“The Great Lakes Compact is necessary to preserve one of the world’s sources of fresh water,” Senator Jim Alesi (R-Perinton), whose district borders Lake Ontario to the north. “If this Compact does not pass all eight Great Lakes states we risk losing control of safeguarding these vital waterways. As an avid outdoorsman and the Chairman of the Senate Commerce Committee, I understand how critical these waterways are for both recreation and economic vitality. Most importantly, the Great Lakes are the most significant source of freshwater for our region. We cannot underestimate the importance of keeping these waters clean for the millions of residents who get their drinking water from the Lakes. I urge all of the Great Lakes states to pass this historic compact so we can be assured that these waterways will remain the freshest in the world for generations to come.”
“An agreement on the Great Lakes Compact has become a matter of urgency,” said Assemblyman David Koon (D/I-Perinton). “The Great Lakes are one of this state’s, in fact one of the world’s, greatest natural resources. The Great Lakes states have the responsibility of protecting these resources, we have laid the groundwork for that protection, and now it is time that we put aside parochial interests and formalize the agreement.”
“It’s important that we take the proper steps now to ensure the future protection of the Great Lakes,” said Senator Mary Lou Rath (R-C-I, Williamsville), Chair of the Senate Committee on Tourism, Recreation and Sports Development. “The Great Lakes Compact will help not only to keep the Great Lakes environmentally sound, but will also help to ensure that the vast recreational opportunities the Great Lakes offer to sporting enthusiasts are always available.”
Assemblywoman Francine DelMonte (D-Lewiston) said, “As a long-time advocate for protecting the Great Lakes and their tributaries, I support the passage of the Great Lakes Compact. The Great Lakes are in invaluable natural resource for our communities. Along with drinking water, they supply power for our manufacturers, which provide jobs and serve as the foundation for our economy. The Great Lakes also attract sportsmen and outdoor enthusiasts from all over the world. We must protect this natural resource by signing the Great Lakes Compact to ensure the vitality of the Great Lakes for generations to come.”
Senator Joseph Robach (R-Greece) said, "The Great Lakes are a priceless resource for drinking water, boating, fishing, swimming, tourism, and a key asset in the economic revitalization of Upstate New York. As New York’s most valued natural resource, this legislation will allow us to protect and preserve these lakes to the best of our ability. We must lead the charge on this initiative and it is my hope that our neighboring states will join us in our efforts."
“The Great Lakes Compact responds to rapidly increasing demands on the Great Lakes, a non-renewable natural resource.

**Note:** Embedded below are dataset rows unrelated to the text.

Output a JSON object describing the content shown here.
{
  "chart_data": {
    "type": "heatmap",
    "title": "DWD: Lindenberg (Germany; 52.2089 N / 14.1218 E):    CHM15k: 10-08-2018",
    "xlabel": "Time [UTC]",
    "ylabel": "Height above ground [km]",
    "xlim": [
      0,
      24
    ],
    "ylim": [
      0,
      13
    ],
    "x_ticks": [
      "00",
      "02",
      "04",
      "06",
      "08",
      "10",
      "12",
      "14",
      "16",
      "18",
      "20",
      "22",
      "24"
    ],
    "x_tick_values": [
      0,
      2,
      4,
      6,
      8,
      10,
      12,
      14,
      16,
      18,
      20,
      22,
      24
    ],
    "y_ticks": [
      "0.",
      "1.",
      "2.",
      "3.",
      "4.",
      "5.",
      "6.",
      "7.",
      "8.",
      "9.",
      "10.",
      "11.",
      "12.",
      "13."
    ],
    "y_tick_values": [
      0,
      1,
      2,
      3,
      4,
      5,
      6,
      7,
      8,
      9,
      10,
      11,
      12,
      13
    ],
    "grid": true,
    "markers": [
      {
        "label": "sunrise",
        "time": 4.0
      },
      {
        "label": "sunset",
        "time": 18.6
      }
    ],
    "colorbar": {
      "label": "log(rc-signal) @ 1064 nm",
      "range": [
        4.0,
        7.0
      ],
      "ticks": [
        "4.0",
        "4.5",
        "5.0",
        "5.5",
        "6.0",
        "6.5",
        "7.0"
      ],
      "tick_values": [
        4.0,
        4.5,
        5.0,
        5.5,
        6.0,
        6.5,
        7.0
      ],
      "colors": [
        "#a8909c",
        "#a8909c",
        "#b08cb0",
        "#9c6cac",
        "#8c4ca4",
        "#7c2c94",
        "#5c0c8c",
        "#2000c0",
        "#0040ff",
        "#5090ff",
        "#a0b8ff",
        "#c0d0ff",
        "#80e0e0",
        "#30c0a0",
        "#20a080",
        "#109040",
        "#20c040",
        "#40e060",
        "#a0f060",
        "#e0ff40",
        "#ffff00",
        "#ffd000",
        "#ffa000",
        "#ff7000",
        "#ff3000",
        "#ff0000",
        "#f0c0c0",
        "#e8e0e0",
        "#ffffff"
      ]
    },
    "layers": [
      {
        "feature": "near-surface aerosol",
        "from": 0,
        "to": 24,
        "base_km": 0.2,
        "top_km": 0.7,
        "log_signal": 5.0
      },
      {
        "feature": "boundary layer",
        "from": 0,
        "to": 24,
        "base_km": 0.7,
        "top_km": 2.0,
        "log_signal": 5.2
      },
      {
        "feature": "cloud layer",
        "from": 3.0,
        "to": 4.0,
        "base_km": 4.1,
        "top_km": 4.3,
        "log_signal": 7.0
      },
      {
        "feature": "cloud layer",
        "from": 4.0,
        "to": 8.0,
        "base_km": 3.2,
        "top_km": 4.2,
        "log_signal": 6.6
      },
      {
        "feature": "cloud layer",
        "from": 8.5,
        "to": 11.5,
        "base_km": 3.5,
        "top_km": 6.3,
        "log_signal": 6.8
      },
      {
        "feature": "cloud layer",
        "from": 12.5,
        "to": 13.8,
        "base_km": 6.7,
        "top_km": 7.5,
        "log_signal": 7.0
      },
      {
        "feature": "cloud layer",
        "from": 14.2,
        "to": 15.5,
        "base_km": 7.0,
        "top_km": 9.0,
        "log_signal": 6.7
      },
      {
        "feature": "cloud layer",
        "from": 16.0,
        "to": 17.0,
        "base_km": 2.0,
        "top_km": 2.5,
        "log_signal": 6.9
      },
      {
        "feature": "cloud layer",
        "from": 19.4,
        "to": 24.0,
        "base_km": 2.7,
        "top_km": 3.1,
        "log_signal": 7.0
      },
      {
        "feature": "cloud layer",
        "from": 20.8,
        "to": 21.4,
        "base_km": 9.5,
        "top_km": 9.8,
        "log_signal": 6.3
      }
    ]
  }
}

The Great Lakes played an important role in the development of Buffalo and its first-ring suburbs, and we need to ensure that the people and businesses of New York will continue to have access to this cornerstone of the economy. I will encourage my colleagues in the Legislature to support this important legislation.” said Assemblyman Dennis Gabryszak (D-Cheektowaga).
"Lake Ontario and the St. Lawrence River are critical to the quality of life and economics success of not just the region that I represent – Central and Northern New York – but to New York State as a whole. We rely on these two bodies of water for shipping, tourism, fishing, recreation, public waters supplies, power and more." said Senator Jim Wright (R,C,I-Watertown). "Waters of the Great Lakes - St Lawrence River Basin must be carefully managed so that their economic, ecological and social benefits can be sustained for future generations."